▶ [WHAT IS REQUIRED] Each line of the listing that includes the string "this" is to be identified and copied.
┌─ INFORMATION
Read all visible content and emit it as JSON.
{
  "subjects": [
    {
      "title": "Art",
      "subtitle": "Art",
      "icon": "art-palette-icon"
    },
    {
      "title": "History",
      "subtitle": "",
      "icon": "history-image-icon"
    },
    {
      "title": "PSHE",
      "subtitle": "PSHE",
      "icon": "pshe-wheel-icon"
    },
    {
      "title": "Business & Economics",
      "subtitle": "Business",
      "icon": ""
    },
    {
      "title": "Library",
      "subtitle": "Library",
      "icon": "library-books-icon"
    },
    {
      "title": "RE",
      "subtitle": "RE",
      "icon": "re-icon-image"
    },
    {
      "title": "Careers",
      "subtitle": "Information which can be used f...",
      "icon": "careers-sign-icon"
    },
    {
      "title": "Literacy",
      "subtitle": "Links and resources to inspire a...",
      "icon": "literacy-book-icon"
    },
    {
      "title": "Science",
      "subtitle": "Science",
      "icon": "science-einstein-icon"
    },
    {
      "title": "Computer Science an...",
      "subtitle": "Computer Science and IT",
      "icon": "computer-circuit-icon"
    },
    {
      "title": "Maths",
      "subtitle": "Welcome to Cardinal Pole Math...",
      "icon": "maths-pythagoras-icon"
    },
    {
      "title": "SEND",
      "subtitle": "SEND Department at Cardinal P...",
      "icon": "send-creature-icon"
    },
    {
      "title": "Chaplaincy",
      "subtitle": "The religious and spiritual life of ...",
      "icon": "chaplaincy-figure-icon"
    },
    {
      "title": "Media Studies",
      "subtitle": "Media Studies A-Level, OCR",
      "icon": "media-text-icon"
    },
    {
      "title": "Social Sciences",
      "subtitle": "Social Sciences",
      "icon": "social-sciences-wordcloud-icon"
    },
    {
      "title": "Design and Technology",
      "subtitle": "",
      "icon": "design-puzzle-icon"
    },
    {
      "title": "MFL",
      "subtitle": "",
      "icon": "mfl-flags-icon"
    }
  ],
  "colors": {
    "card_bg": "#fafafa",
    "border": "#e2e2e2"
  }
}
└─
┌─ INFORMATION
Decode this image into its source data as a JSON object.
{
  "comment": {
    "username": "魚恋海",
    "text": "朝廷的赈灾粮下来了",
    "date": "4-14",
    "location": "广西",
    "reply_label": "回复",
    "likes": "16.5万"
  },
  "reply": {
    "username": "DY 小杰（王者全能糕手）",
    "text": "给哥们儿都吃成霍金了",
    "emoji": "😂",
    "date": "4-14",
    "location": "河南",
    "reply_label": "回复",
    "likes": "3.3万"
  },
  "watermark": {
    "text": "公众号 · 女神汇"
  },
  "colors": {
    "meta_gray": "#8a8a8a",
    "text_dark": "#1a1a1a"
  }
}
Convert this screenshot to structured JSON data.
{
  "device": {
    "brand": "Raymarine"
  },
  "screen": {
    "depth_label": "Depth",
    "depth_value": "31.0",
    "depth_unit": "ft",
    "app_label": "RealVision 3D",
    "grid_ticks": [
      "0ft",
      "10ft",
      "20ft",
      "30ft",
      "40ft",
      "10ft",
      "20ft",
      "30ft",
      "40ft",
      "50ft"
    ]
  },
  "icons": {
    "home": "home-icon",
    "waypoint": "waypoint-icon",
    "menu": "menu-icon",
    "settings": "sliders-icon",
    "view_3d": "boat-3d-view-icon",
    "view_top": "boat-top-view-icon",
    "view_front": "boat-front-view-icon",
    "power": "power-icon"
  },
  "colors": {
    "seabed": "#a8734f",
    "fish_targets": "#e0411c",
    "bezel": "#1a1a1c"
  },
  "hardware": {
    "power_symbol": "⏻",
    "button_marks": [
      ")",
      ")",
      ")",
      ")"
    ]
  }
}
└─
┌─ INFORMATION
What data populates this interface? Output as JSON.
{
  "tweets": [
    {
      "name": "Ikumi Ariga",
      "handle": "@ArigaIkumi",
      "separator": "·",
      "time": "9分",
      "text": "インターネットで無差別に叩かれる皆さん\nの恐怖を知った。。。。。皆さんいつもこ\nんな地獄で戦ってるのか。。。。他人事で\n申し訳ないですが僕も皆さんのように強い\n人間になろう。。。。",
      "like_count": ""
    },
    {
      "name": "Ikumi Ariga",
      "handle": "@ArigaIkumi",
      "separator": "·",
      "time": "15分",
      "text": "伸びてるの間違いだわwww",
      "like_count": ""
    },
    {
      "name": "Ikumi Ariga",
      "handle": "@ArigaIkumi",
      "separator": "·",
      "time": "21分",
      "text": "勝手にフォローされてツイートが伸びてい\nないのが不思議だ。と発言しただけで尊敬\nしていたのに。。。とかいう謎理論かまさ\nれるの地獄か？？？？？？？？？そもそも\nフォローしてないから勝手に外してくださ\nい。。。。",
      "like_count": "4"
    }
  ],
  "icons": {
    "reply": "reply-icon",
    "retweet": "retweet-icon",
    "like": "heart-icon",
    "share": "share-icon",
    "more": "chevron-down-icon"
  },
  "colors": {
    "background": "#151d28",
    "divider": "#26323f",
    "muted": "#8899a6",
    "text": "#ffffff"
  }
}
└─
▶ [EXERCISE RESPONSE]
Decode this image into its source data as a JSON object.
Convert this screenshot to structured JSON data.
What data populates this interface? Output as JSON.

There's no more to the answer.